LSD Side Effects
LSD side effects are unpredictable. They depend on the amount taken, the user's personality, user’s mood, user’s expectations, and the surroundings in which the drug is used. LSD (d-lysergic acid diethylamide), commonly called "acid," was discovered in 1938 and is the most powerful known hallucinogen. LSD radically changes a person's mental state by distorting the perception of reality to the point where, at high doses, hallucinations occur.
Although it is derived from a fungus that grows on rye and other grains, LSD is semi-synthetic. It is chemically manufactured in illicit laboratories, except for a small amount which is produced legally for research. Typically, the user feels the first effects of the drug 30 to 90 minutes after taking it. Physical LSD side effects include dilated pupils, higher body temperature, increased heart rate and blood pressure, sweating, loss of appetite, sleeplessness, dry mouth, and tremors.
LSD side effects often involve a change in the user’s perception of sensations and feelings more a change in their physical appearance. The user may feel several different emotions at once or swing rapidly from one emotion to another. If taken in a large enough doses, the drug produces delusions and visual hallucinations. The user's sense of time and self changes dramatically. Sensations may seem to "cross over," giving the user the feeling of hearing colors and seeing sounds. These LSD side effects can be frightening and can cause panic.
Users refer to their experience with LSD as a "trip" and to acute adverse reactions as a "bad trip." These experiences are long - typically they begin to clear after about 12 hours. Some LSD users experience severe and terrifying LSD side effects such as thoughts and feelings of fear of losing control, fear of insanity and death, and despair while using LSD. Some fatal accidents have occurred during states of LSD intoxication.
Many users experience LSD side effects known as flashbacks.
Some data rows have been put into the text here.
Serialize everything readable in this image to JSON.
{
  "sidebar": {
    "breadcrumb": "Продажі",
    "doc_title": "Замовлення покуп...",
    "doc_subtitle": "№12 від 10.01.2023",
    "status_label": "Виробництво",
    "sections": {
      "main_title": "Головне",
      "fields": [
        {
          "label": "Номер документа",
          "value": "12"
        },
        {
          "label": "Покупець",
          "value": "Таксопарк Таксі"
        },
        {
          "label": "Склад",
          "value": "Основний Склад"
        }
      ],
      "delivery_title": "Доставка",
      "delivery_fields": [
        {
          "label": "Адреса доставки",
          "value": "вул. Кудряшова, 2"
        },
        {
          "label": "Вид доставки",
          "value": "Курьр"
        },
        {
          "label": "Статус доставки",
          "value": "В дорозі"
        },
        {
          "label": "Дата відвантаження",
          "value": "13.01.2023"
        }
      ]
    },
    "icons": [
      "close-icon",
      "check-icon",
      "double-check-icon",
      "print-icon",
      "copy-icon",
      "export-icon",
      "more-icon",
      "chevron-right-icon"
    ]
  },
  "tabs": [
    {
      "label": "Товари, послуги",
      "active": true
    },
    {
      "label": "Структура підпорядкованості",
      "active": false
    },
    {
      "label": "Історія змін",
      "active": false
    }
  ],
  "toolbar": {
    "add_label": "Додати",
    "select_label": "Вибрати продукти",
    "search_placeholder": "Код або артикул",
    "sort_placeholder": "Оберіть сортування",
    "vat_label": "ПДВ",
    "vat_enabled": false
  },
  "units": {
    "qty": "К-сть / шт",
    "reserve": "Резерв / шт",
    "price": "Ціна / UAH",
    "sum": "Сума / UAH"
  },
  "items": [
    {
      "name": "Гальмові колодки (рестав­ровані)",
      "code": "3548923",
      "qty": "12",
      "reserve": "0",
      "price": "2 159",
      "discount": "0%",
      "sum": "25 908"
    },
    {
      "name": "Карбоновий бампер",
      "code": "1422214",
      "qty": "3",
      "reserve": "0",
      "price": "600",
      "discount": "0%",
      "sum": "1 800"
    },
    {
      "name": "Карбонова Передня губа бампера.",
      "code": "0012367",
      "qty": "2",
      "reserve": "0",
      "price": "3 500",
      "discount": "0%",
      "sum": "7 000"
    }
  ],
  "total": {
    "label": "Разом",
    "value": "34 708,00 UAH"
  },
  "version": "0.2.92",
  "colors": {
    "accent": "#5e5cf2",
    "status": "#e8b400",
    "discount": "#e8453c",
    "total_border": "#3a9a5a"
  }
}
Flash backs are the recurrence of certain aspects of a person's experience, without the user having taken the drug again. A flashback occurs suddenly, often without warning, and may occur within a few days or more than a year after LSD use. Flashbacks usually occur in people who use hallucinogens chronically or have an underlying personality problem; however, otherwise healthy people who use LSD occasionally may also have flashbacks. Bad trips and flashbacks are only part of the risks of LSD side effects. LSD users may manifest relatively long-lasting psychoses, such as schizophrenia or severe depression. It is difficult to determine the extent and mechanism of the LSD involvement in these illnesses.
LSD side effects cause dramatic changes in perception, thought, and mood. These may include:
vivid, usually visual, "pseudo-hallucinations" that the user is aware are not real
distorted perceptions of: time (minutes seem like hours); distance (hazardous if operating motor vehicles or standing near balcony edges); gravity (sensations of floating or being pressed down); the space between oneself and one's environment (for some, a feeling of oneness with the universe, for others, a feeling of terror)
fusion of the senses (music is "seen," colors "heard")
diminished control over thought processes, resulting in recent or long-forgotten memories resurfacing and blending with current experience, or in insignificant thought or objects taking on deep meaning